For more information, please contact the author.

AAPG 2003 Meeting, Salt Lake City, Utah, May 11–14, 2003

Structural Style of a Normal Fault System Above the Salt Valley Salt Wall, Paradox Basin, Utah

Patrice C. Chauvin and Michael R. Hudec

Abstract:

Extension and salt movement produced a normal fault system investigated in the northeastern Paradox Basin, Utah. Strata over the crest of Salt Valley salt wall are arched, and have collapsed along a complex system of normal faults. Most faults trend parallel to the strike of the underlying salt wall, and interact in complex patterns. Three patterns have been mapped in the study area: horsetail splay, overlap, and cross-trending. Differences in the fault patterns allow the study area to be subdivided into Northern, Southern, and Central Regions.

A 1:20,000 geologic map, two cross-sections, and a table of spatial relationships were compiled to: a) compare length/throw data with data from non-salt regimes, and b) investigate the structural history of the mapped area. Three conclusions were made. First, numerical analysis of field measurements suggests that fault displacement and length are related by a power-law function with an exponent between -1.0 and -1.5. Secondly, qualitative relay ramp analysis determined that the Salt Valley relay patterns identified in map view do not exhibit the displacement pattern typically displayed by isolated relay ramps. Lastly, bed dips, fault map patterns, and variations in extension along strike suggest that extension oblique to trend of the Salt Valley salt structure was simultaneous with salt withdrawal.
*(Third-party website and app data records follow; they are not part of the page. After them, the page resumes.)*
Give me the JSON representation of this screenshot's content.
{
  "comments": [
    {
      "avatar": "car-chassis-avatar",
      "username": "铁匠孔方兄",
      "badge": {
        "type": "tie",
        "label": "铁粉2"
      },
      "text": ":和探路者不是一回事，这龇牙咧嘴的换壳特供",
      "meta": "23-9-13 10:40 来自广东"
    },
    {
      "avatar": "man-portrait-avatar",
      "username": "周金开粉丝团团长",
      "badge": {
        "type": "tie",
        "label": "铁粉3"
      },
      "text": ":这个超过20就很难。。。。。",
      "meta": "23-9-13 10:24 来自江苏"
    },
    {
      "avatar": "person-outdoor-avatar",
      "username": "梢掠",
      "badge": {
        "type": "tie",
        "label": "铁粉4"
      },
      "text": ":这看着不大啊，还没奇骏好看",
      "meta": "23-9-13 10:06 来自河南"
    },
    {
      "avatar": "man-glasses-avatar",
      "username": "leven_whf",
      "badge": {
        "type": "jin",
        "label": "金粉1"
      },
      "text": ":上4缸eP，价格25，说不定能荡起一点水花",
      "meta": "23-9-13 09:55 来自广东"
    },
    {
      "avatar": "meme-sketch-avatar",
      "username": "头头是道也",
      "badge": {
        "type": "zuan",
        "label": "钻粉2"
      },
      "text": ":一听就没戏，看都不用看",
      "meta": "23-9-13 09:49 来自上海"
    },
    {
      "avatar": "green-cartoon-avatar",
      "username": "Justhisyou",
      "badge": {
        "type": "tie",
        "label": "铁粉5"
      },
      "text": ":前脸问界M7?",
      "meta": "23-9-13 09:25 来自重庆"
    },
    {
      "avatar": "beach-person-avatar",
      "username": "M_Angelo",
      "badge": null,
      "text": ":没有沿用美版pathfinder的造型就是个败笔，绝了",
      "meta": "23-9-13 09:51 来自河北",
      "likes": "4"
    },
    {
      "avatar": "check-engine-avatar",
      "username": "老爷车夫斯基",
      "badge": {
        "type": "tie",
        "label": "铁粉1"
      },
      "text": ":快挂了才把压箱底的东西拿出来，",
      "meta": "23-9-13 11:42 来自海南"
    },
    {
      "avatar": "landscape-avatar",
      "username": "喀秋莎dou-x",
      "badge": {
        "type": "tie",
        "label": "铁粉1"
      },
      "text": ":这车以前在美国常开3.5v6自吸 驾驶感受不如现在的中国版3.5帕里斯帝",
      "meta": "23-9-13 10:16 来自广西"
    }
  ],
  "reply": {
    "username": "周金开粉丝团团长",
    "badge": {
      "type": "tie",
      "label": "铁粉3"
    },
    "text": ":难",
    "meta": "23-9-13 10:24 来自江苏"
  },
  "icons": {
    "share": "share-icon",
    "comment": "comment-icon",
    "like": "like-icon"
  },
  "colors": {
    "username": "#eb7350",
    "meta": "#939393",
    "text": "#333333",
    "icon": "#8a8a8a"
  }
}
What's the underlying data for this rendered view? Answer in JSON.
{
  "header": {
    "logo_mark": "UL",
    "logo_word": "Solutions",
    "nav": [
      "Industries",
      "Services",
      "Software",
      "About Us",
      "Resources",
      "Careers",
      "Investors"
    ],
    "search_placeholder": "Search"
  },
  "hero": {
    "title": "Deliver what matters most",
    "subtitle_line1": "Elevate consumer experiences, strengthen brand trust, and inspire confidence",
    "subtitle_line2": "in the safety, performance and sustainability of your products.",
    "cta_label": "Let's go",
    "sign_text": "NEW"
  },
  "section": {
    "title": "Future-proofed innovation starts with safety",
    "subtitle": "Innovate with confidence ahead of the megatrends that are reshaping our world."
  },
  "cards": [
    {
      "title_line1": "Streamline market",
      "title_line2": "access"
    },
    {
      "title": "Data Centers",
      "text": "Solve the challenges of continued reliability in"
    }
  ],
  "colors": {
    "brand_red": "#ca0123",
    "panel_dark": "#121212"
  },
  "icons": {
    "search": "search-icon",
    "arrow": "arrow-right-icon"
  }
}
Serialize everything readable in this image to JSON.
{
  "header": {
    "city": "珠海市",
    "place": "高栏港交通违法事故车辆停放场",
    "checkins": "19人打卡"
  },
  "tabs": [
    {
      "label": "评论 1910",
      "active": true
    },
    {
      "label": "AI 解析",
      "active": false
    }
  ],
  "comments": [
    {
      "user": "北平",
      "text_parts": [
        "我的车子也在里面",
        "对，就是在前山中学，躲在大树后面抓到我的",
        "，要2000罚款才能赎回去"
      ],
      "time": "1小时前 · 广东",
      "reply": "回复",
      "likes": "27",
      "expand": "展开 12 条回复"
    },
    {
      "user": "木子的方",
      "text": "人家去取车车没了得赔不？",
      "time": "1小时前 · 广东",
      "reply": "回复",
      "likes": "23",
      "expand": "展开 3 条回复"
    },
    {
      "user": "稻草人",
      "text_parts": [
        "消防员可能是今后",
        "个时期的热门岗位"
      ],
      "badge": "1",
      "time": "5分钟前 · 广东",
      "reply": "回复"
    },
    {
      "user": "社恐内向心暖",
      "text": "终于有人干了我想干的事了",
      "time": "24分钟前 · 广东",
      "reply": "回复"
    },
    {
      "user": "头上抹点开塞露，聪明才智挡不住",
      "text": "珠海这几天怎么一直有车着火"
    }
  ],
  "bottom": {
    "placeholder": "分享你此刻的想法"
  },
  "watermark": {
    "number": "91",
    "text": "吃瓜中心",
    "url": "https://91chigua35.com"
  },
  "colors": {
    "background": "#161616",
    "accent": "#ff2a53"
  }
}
Patrice C. Chauvin, ExxonMobil Exploration Company, 396 W. Greens Rd, OCG Rm 600A, Houston, TX 77067, phone: 713 431 1848, patrice.chauvin@exxonmobil.com.